Goals through 2012:

  • 20% reduction in electricity use
  • 5% reduction in natural gas consumption
  • Reach 1/3 of commercial building stock
commercial sector 2007 work plan
Commercial Sector2007 Work Plan

Energy Efficiency

  • Budget: $128,000
  • Goal: 500,000 kWh reductions implemented
  • Strategies:
    • Establish Trade Ally network
    • Focused and robust training for property owners, managers, and contractors on building energy efficiency and Xcel Energy rebates
commercial sector xcel energy
Commercial rebates and other programs

Cooling efficiency

Compressed Air efficiency

Custom Efficiency

Energy Design Assistance

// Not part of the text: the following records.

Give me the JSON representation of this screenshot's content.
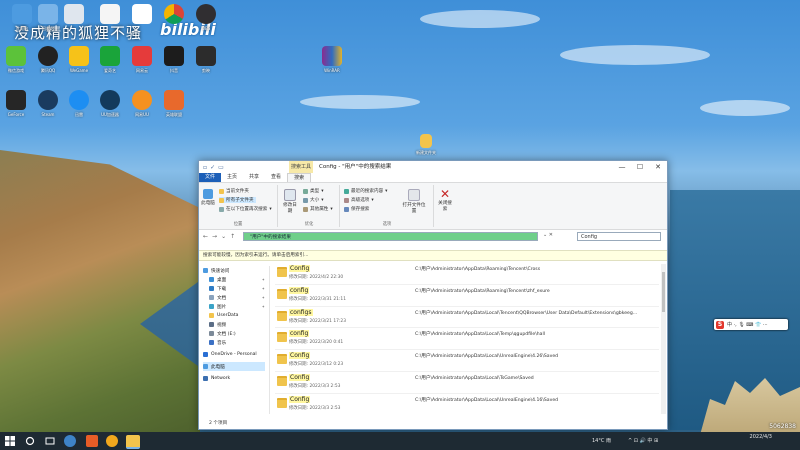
{
  "desktop": {
    "watermark": "没成精的狐狸不骚",
    "bilibili": "bilibili",
    "icons": [
      {
        "label": "此电脑"
      },
      {
        "label": "回收站"
      },
      {
        "label": ""
      },
      {
        "label": ""
      },
      {
        "label": ""
      },
      {
        "label": ""
      },
      {
        "label": "OBS"
      },
      {
        "label": "微信游戏"
      },
      {
        "label": "腾讯QQ"
      },
      {
        "label": "WeGame"
      },
      {
        "label": "爱奇艺"
      },
      {
        "label": "网易云"
      },
      {
        "label": "抖音"
      },
      {
        "label": "剪映"
      },
      {
        "label": "GeForce"
      },
      {
        "label": "Steam"
      },
      {
        "label": "迅雷"
      },
      {
        "label": "UU加速器"
      },
      {
        "label": "网易UU"
      },
      {
        "label": "英雄联盟"
      },
      {
        "label": "WinRAR"
      },
      {
        "label": "新建文件夹"
      }
    ]
  },
  "window": {
    "quick_access": [
      "▫",
      "✓",
      "▭"
    ],
    "context_tab": "搜索工具",
    "title": "Config - \"用户\"中的搜索结果",
    "controls": [
      "—",
      "☐",
      "✕"
    ],
    "tabs": [
      "文件",
      "主页",
      "共享",
      "查看",
      "搜索"
    ],
    "ribbon": {
      "btn_this_pc": "此电脑",
      "current_folder": "当前文件夹",
      "all_subfolders": "所有子文件夹",
      "search_again": "在以下位置再次搜索",
      "group_location": "位置",
      "btn_modified": "修改日期",
      "kind": "类型",
      "size": "大小",
      "other_props": "其他属性",
      "group_refine": "优化",
      "recent_searches": "最近的搜索内容",
      "advanced": "高级选项",
      "save_search": "保存搜索",
      "btn_open_location": "打开文件位置",
      "group_options": "选项",
      "btn_close_search": "关闭搜索"
    },
    "address": "\"用户\"中的搜索结果",
    "search_value": "Config",
    "info": "搜索可能较慢，因为索引未运行。请单击启用索引...",
    "nav": [
      {
        "label": "快速访问",
        "pin": false
      },
      {
        "label": "桌面",
        "pin": true
      },
      {
        "label": "下载",
        "pin": true
      },
      {
        "label": "文档",
        "pin": true
      },
      {
        "label": "图片",
        "pin": true
      },
      {
        "label": "UserData",
        "pin": false
      },
      {
        "label": "视频",
        "pin": false
      },
      {
        "label": "文档 (E:)",
        "pin": false
      },
      {
        "label": "音乐",
        "pin": false
      },
      {
        "label": "OneDrive - Personal",
        "pin": false
      },
      {
        "label": "此电脑",
        "pin": false,
        "selected": true
      },
      {
        "label": "Network",
        "pin": false
      }
    ],
    "results": [
      {
        "name": "Config",
        "date": "修改日期: 2022/4/2 22:30",
        "path": "C:\\用户\\Administrator\\AppData\\Roaming\\Tencent\\Cross"
      },
      {
        "name": "config",
        "date": "修改日期: 2022/3/31 21:11",
        "path": "C:\\用户\\Administrator\\AppData\\Roaming\\Tencent\\zhf_exure"
      },
      {
        "name": "configs",
        "date": "修改日期: 2022/3/21 17:23",
        "path": "C:\\用户\\Administrator\\AppData\\Local\\Tencent\\QQBrowser\\User Data\\Default\\Extensions\\gbkeeg..."
      },
      {
        "name": "config",
        "date": "修改日期: 2022/3/20 0:41",
        "path": "C:\\用户\\Administrator\\AppData\\Local\\Temp\\qgupdfile\\hall"
      },
      {
        "name": "Config",
        "date": "修改日期: 2022/3/12 0:23",
        "path": "C:\\用户\\Administrator\\AppData\\Local\\UnrealEngine\\4.26\\Saved"
      },
      {
        "name": "Config",
        "date": "修改日期: 2022/3/3 2:53",
        "path": "C:\\用户\\Administrator\\AppData\\Local\\TsGame\\Saved"
      },
      {
        "name": "Config",
        "date": "修改日期: 2022/3/3 2:53",
        "path": "C:\\用户\\Administrator\\AppData\\Local\\UnrealEngine\\4.16\\Saved"
      }
    ],
    "status": "2 个项目"
  },
  "ime": {
    "label": "中 ·, 🎙 ⌨ 👕 ⋯"
  },
  "taskbar": {
    "weather": "14°C 雨",
    "tray": "^ ⊡ 🔊 中 ⊞",
    "time": "",
    "date": "2022/4/3"
  },
  "stream_stat": "5062838"
}
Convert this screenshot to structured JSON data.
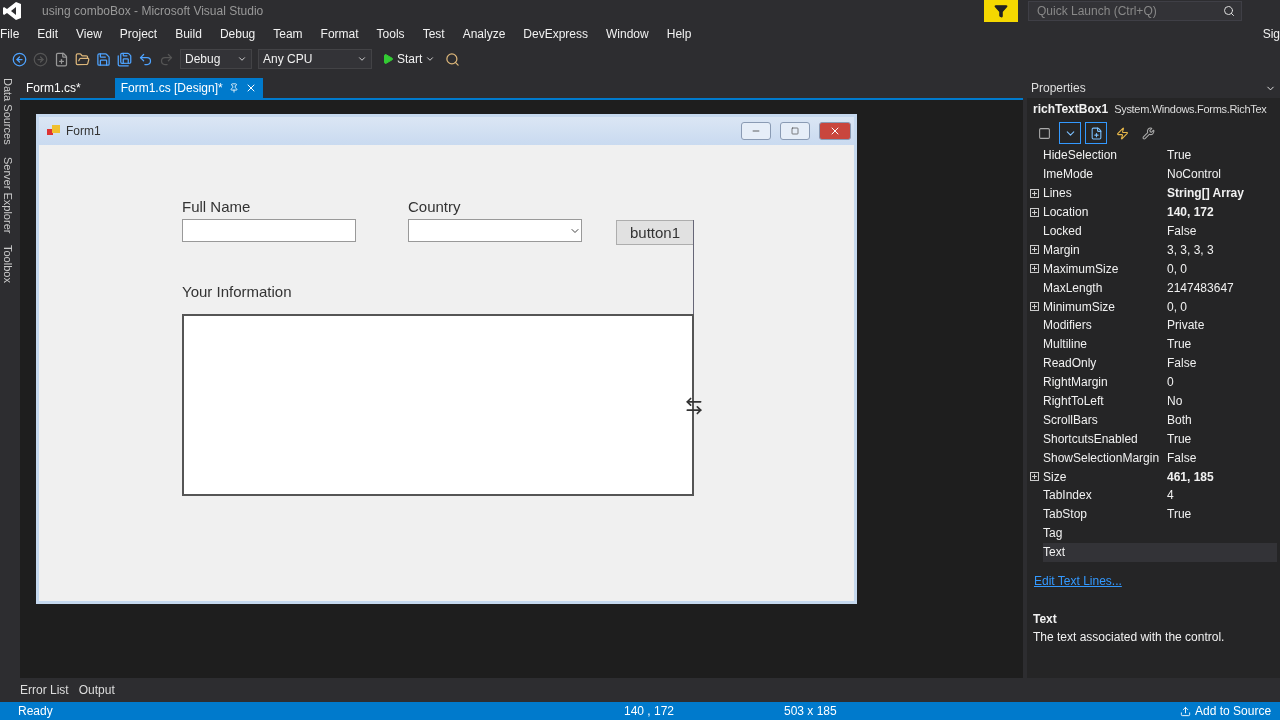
{
  "window": {
    "title": "using comboBox - Microsoft Visual Studio",
    "quick_launch": {
      "placeholder": "Quick Launch (Ctrl+Q)"
    },
    "sign_in": "Sig"
  },
  "menu": [
    "File",
    "Edit",
    "View",
    "Project",
    "Build",
    "Debug",
    "Team",
    "Format",
    "Tools",
    "Test",
    "Analyze",
    "DevExpress",
    "Window",
    "Help"
  ],
  "toolbar": {
    "configuration": "Debug",
    "platform": "Any CPU",
    "start": "Start"
  },
  "side_tabs": [
    "Data Sources",
    "Server Explorer",
    "Toolbox"
  ],
  "doc_tabs": [
    {
      "label": "Form1.cs*",
      "selected": false
    },
    {
      "label": "Form1.cs [Design]*",
      "selected": true
    }
  ],
  "form": {
    "title": "Form1",
    "full_name_label": "Full Name",
    "country_label": "Country",
    "button": "button1",
    "info_label": "Your Information",
    "rich_textbox": {
      "selected": true
    }
  },
  "properties": {
    "title": "Properties",
    "object_name": "richTextBox1",
    "object_type": "System.Windows.Forms.RichTex",
    "rows": [
      {
        "name": "HideSelection",
        "value": "True",
        "expandable": false,
        "modified": false,
        "selected": false
      },
      {
        "name": "ImeMode",
        "value": "NoControl",
        "expandable": false,
        "modified": false,
        "selected": false
      },
      {
        "name": "Lines",
        "value": "String[] Array",
        "expandable": true,
        "modified": true,
        "selected": false
      },
      {
        "name": "Location",
        "value": "140, 172",
        "expandable": true,
        "modified": true,
        "selected": false
      },
      {
        "name": "Locked",
        "value": "False",
        "expandable": false,
        "modified": false,
        "selected": false
      },
      {
        "name": "Margin",
        "value": "3, 3, 3, 3",
        "expandable": true,
        "modified": false,
        "selected": false
      },
      {
        "name": "MaximumSize",
        "value": "0, 0",
        "expandable": true,
        "modified": false,
        "selected": false
      },
      {
        "name": "MaxLength",
        "value": "2147483647",
        "expandable": false,
        "modified": false,
        "selected": false
      },
      {
        "name": "MinimumSize",
        "value": "0, 0",
        "expandable": true,
        "modified": false,
        "selected": false
      },
      {
        "name": "Modifiers",
        "value": "Private",
        "expandable": false,
        "modified": false,
        "selected": false
      },
      {
        "name": "Multiline",
        "value": "True",
        "expandable": false,
        "modified": false,
        "selected": false
      },
      {
        "name": "ReadOnly",
        "value": "False",
        "expandable": false,
        "modified": false,
        "selected": false
      },
      {
        "name": "RightMargin",
        "value": "0",
        "expandable": false,
        "modified": false,
        "selected": false
      },
      {
        "name": "RightToLeft",
        "value": "No",
        "expandable": false,
        "modified": false,
        "selected": false
      },
      {
        "name": "ScrollBars",
        "value": "Both",
        "expandable": false,
        "modified": false,
        "selected": false
      },
      {
        "name": "ShortcutsEnabled",
        "value": "True",
        "expandable": false,
        "modified": false,
        "selected": false
      },
      {
        "name": "ShowSelectionMargin",
        "value": "False",
        "expandable": false,
        "modified": false,
        "selected": false
      },
      {
        "name": "Size",
        "value": "461, 185",
        "expandable": true,
        "modified": true,
        "selected": false
      },
      {
        "name": "TabIndex",
        "value": "4",
        "expandable": false,
        "modified": false,
        "selected": false
      },
      {
        "name": "TabStop",
        "value": "True",
        "expandable": false,
        "modified": false,
        "selected": false
      },
      {
        "name": "Tag",
        "expandable": false,
        "modified": false,
        "selected": false
      },
      {
        "name": "Text",
        "expandable": false,
        "modified": false,
        "selected": true
      }
    ],
    "command_link": "Edit Text Lines...",
    "description_title": "Text",
    "description": "The text associated with the control."
  },
  "bottom_tabs": [
    "Error List",
    "Output"
  ],
  "status_bar": {
    "text": "Ready",
    "position": "140 , 172",
    "size": "503 x 185",
    "source_control": "Add to Source"
  }
}
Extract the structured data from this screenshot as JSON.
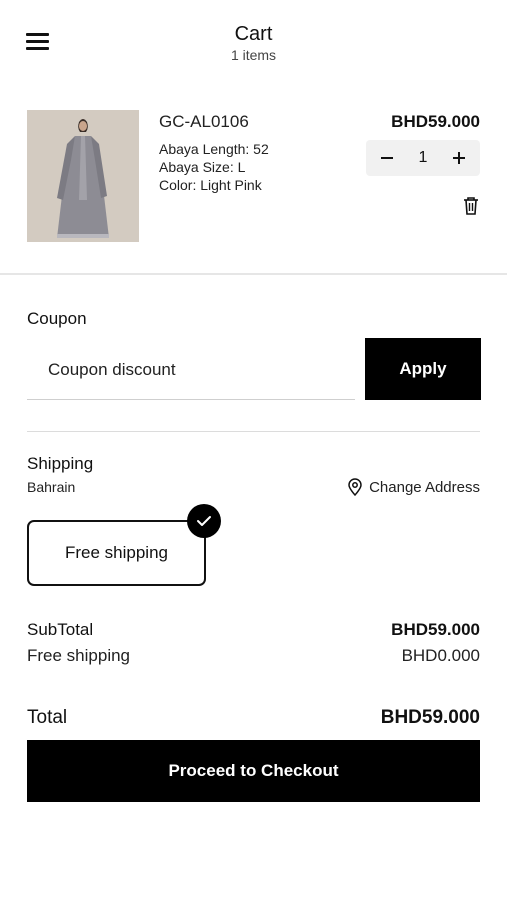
{
  "header": {
    "title": "Cart",
    "subtitle": "1 items",
    "menu_icon": "hamburger-menu-icon"
  },
  "cart": {
    "items": [
      {
        "name": "GC-AL0106",
        "attributes": [
          "Abaya Length: 52",
          "Abaya Size: L",
          "Color: Light Pink"
        ],
        "price": "BHD59.000",
        "quantity": "1",
        "decrement_icon": "minus-icon",
        "increment_icon": "plus-icon",
        "remove_icon": "trash-icon"
      }
    ]
  },
  "coupon": {
    "label": "Coupon",
    "placeholder": "Coupon discount",
    "apply_label": "Apply"
  },
  "shipping": {
    "label": "Shipping",
    "region": "Bahrain",
    "change_address_label": "Change Address",
    "change_address_icon": "location-pin-icon",
    "options": [
      {
        "label": "Free shipping",
        "selected": true
      }
    ]
  },
  "summary": {
    "subtotal_label": "SubTotal",
    "subtotal_value": "BHD59.000",
    "shipping_label": "Free shipping",
    "shipping_value": "BHD0.000",
    "total_label": "Total",
    "total_value": "BHD59.000"
  },
  "checkout": {
    "label": "Proceed to Checkout"
  },
  "colors": {
    "primary": "#000000",
    "background": "#ffffff",
    "stepper_bg": "#f1f1f1"
  }
}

Energy Management System

Lighting Efficiency

Motor Efficiency


Commercial SectorXcel Energy
renewable energy programs
Renewable EnergyPrograms
  • Boulder Wind Challenge
  • Solar promotion


  • Neighborhood renewable energy competitions
  • Bulk purchases of solar equipment
  • Collaborate with local RE suppliers and nonprofits to maximize visibility and promotion
industrial sector
Industrial Sector
  • Just 13 industrial customers in Boulder
  • 9% of GHG emissions
  • Focus will be on leveraging Xcel Energy programs
  • Looking into industrial “self-direct” approach
  • 27% of total GHG emissions
  • Goal: Reduce emissions by 40,000 tons by 2012
  • Focus of CAP will be on promoting and increasing access to renewable fuels and promoting highly-efficiency and flex-fuel vehicles
next steps
Next Steps
  • Climate Action Plan efforts:
  • Program branding
  • Awards programs
  • CAP Symposium
  • Other policy efforts:
  • Solar rebates and municipal solar installations
  • Building energy codes
  • Renewable Energy investments
  • Municipalization
boulder s carbon tax what we ve learned
Boulder’s Carbon Tax:What we’ve learned
  • City council and city management leadership and commitment is critical
  • Involve your residents in designing your plan and approach
  • Engage your key community stakeholders – and listen to what they have to say
  • Keep the issue in front of your community
contact information
Contact Information:

Jonathan Koehn

Environmental Affairs Manager,

City of Boulder Colorado